**EXERCISE DESCRIPTION**
No pictures should be carried over. Output all other parts of the entries verbatim.

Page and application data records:
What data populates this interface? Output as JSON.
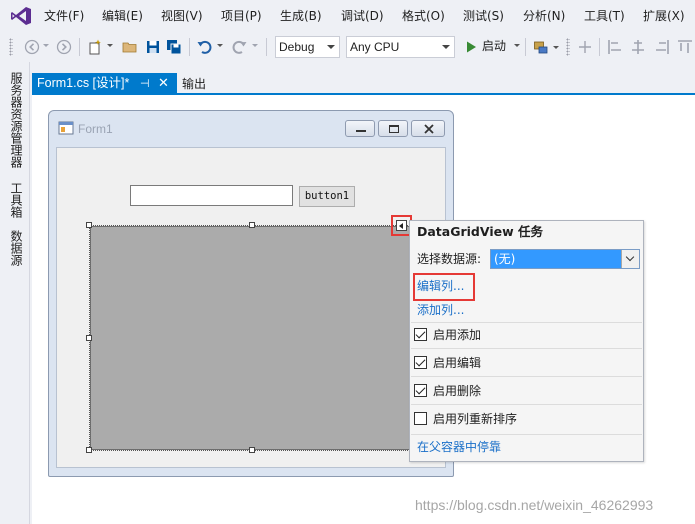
{
  "menu": {
    "items": [
      "文件(F)",
      "编辑(E)",
      "视图(V)",
      "项目(P)",
      "生成(B)",
      "调试(D)",
      "格式(O)",
      "测试(S)",
      "分析(N)",
      "工具(T)",
      "扩展(X)"
    ]
  },
  "toolbar": {
    "config_value": "Debug",
    "platform_value": "Any CPU",
    "start_label": "启动"
  },
  "side_strip": {
    "tabs": [
      "服务器资源管理器",
      "工具箱",
      "数据源"
    ]
  },
  "doc_tabs": {
    "active_label": "Form1.cs [设计]*",
    "pin_glyph": "⊣",
    "close_glyph": "✕",
    "output_label": "输出"
  },
  "form": {
    "title": "Form1",
    "button1_label": "button1"
  },
  "smart_tag_panel": {
    "title": "DataGridView 任务",
    "datasource_label": "选择数据源:",
    "datasource_value": "(无)",
    "edit_columns": "编辑列...",
    "add_column": "添加列...",
    "checks": [
      {
        "label": "启用添加",
        "checked": true
      },
      {
        "label": "启用编辑",
        "checked": true
      },
      {
        "label": "启用删除",
        "checked": true
      },
      {
        "label": "启用列重新排序",
        "checked": false
      }
    ],
    "dock_link": "在父容器中停靠"
  },
  "watermark": "https://blog.csdn.net/weixin_46262993",
  "colors": {
    "accent": "#007acc",
    "highlight_box": "#e53935",
    "grid_fill": "#ababab",
    "combo_selected": "#3399ff",
    "link": "#1a6fc8"
  }
}
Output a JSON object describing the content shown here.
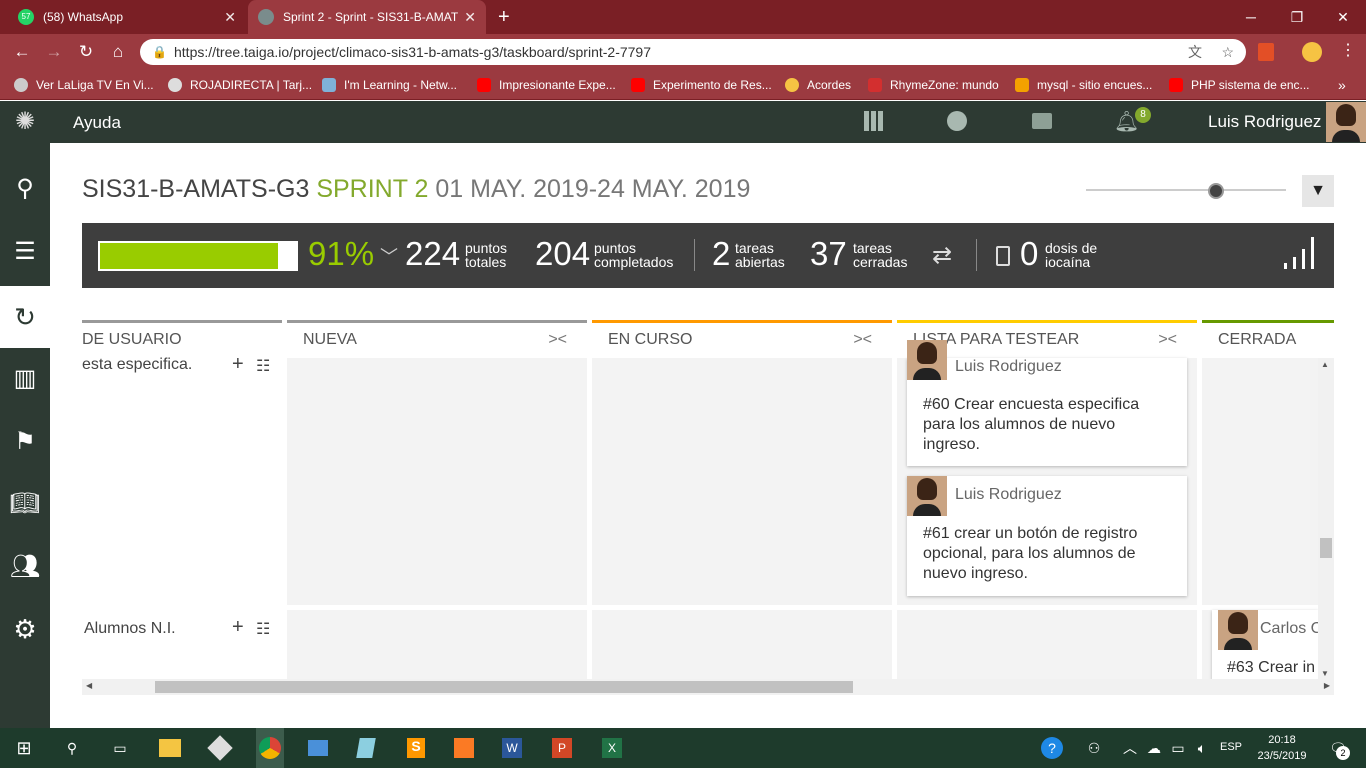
{
  "browser": {
    "tabs": [
      {
        "label": "(58) WhatsApp",
        "badge": "57"
      },
      {
        "label": "Sprint 2 - Sprint - SIS31-B-AMAT"
      }
    ],
    "url": "https://tree.taiga.io/project/climaco-sis31-b-amats-g3/taskboard/sprint-2-7797",
    "bookmarks": [
      "Ver LaLiga TV En Vi...",
      "ROJADIRECTA | Tarj...",
      "I'm Learning - Netw...",
      "Impresionante Expe...",
      "Experimento de Res...",
      "Acordes",
      "RhymeZone: mundo",
      "mysql - sitio encues...",
      "PHP sistema de enc..."
    ]
  },
  "topnav": {
    "help": "Ayuda",
    "notifications_count": "8",
    "user": "Luis Rodriguez"
  },
  "header": {
    "project": "SIS31-B-AMATS-G3",
    "sprint": "SPRINT 2",
    "dates": "01 MAY. 2019-24 MAY. 2019"
  },
  "stats": {
    "progress_fraction": 0.91,
    "percent": "91%",
    "total_points": "224",
    "total_points_label1": "puntos",
    "total_points_label2": "totales",
    "completed_points": "204",
    "completed_label1": "puntos",
    "completed_label2": "completados",
    "open_tasks": "2",
    "open_label1": "tareas",
    "open_label2": "abiertas",
    "closed_tasks": "37",
    "closed_label1": "tareas",
    "closed_label2": "cerradas",
    "iocaine": "0",
    "iocaine_label1": "dosis de",
    "iocaine_label2": "iocaína"
  },
  "columns": [
    {
      "label": "DE USUARIO",
      "color": "#999999"
    },
    {
      "label": "NUEVA",
      "color": "#999999"
    },
    {
      "label": "EN CURSO",
      "color": "#ff9900"
    },
    {
      "label": "LISTA PARA TESTEAR",
      "color": "#ffcc00"
    },
    {
      "label": "CERRADA",
      "color": "#669900"
    }
  ],
  "rows": [
    {
      "story": "esta especifica."
    },
    {
      "story": "Alumnos N.I."
    }
  ],
  "cards": [
    {
      "owner": "Luis Rodriguez",
      "text": "#60 Crear encuesta especifica para los alumnos de nuevo ingreso."
    },
    {
      "owner": "Luis Rodriguez",
      "text": "#61 crear un botón de registro opcional, para los alumnos de nuevo ingreso."
    },
    {
      "owner": "Carlos C",
      "text": "#63 Crear in"
    }
  ],
  "taskbar": {
    "lang": "ESP",
    "time": "20:18",
    "date": "23/5/2019",
    "notif_count": "2"
  },
  "colors": {
    "taiga_dark": "#2d3a33",
    "progress_green": "#99cc00",
    "sprint_green": "#83a92d",
    "chrome_maroon": "#9b3a40"
  }
}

**RESPONSE AREA**
What data populates this interface? Output as JSON.
{
  "menu": {
    "items": [
      "文件(F)",
      "编辑(E)",
      "视图(V)",
      "项目(P)",
      "生成(B)",
      "调试(D)",
      "格式(O)",
      "测试(S)",
      "分析(N)",
      "工具(T)",
      "扩展(X)"
    ]
  },
  "toolbar": {
    "config_value": "Debug",
    "platform_value": "Any CPU",
    "start_label": "启动"
  },
  "side_strip": {
    "tabs": [
      "服务器资源管理器",
      "工具箱",
      "数据源"
    ]
  },
  "doc_tabs": {
    "active_label": "Form1.cs [设计]*",
    "pin_glyph": "⊣",
    "close_glyph": "✕",
    "output_label": "输出"
  },
  "form": {
    "title": "Form1",
    "button1_label": "button1"
  },
  "smart_tag_panel": {
    "title": "DataGridView 任务",
    "datasource_label": "选择数据源:",
    "datasource_value": "(无)",
    "edit_columns": "编辑列...",
    "add_column": "添加列...",
    "checks": [
      {
        "label": "启用添加",
        "checked": true
      },
      {
        "label": "启用编辑",
        "checked": true
      },
      {
        "label": "启用删除",
        "checked": true
      },
      {
        "label": "启用列重新排序",
        "checked": false
      }
    ],
    "dock_link": "在父容器中停靠"
  },
  "watermark": "https://blog.csdn.net/weixin_46262993",
  "colors": {
    "accent": "#007acc",
    "highlight_box": "#e53935",
    "grid_fill": "#ababab",
    "combo_selected": "#3399ff",
    "link": "#1a6fc8"
  }
}
Output a JSON object describing the content shown here.
{
  "browser": {
    "tabs": [
      {
        "label": "(58) WhatsApp",
        "badge": "57"
      },
      {
        "label": "Sprint 2 - Sprint - SIS31-B-AMAT"
      }
    ],
    "url": "https://tree.taiga.io/project/climaco-sis31-b-amats-g3/taskboard/sprint-2-7797",
    "bookmarks": [
      "Ver LaLiga TV En Vi...",
      "ROJADIRECTA | Tarj...",
      "I'm Learning - Netw...",
      "Impresionante Expe...",
      "Experimento de Res...",
      "Acordes",
      "RhymeZone: mundo",
      "mysql - sitio encues...",
      "PHP sistema de enc..."
    ]
  },
  "topnav": {
    "help": "Ayuda",
    "notifications_count": "8",
    "user": "Luis Rodriguez"
  },
  "header": {
    "project": "SIS31-B-AMATS-G3",
    "sprint": "SPRINT 2",
    "dates": "01 MAY. 2019-24 MAY. 2019"
  },
  "stats": {
    "progress_fraction": 0.91,
    "percent": "91%",
    "total_points": "224",
    "total_points_label1": "puntos",
    "total_points_label2": "totales",
    "completed_points": "204",
    "completed_label1": "puntos",
    "completed_label2": "completados",
    "open_tasks": "2",
    "open_label1": "tareas",
    "open_label2": "abiertas",
    "closed_tasks": "37",
    "closed_label1": "tareas",
    "closed_label2": "cerradas",
    "iocaine": "0",
    "iocaine_label1": "dosis de",
    "iocaine_label2": "iocaína"
  },
  "columns": [
    {
      "label": "DE USUARIO",
      "color": "#999999"
    },
    {
      "label": "NUEVA",
      "color": "#999999"
    },
    {
      "label": "EN CURSO",
      "color": "#ff9900"
    },
    {
      "label": "LISTA PARA TESTEAR",
      "color": "#ffcc00"
    },
    {
      "label": "CERRADA",
      "color": "#669900"
    }
  ],
  "rows": [
    {
      "story": "esta especifica."
    },
    {
      "story": "Alumnos N.I."
    }
  ],
  "cards": [
    {
      "owner": "Luis Rodriguez",
      "text": "#60 Crear encuesta especifica para los alumnos de nuevo ingreso."
    },
    {
      "owner": "Luis Rodriguez",
      "text": "#61 crear un botón de registro opcional, para los alumnos de nuevo ingreso."
    },
    {
      "owner": "Carlos C",
      "text": "#63 Crear in"
    }
  ],
  "taskbar": {
    "lang": "ESP",
    "time": "20:18",
    "date": "23/5/2019",
    "notif_count": "2"
  },
  "colors": {
    "taiga_dark": "#2d3a33",
    "progress_green": "#99cc00",
    "sprint_green": "#83a92d",
    "chrome_maroon": "#9b3a40"
  }
}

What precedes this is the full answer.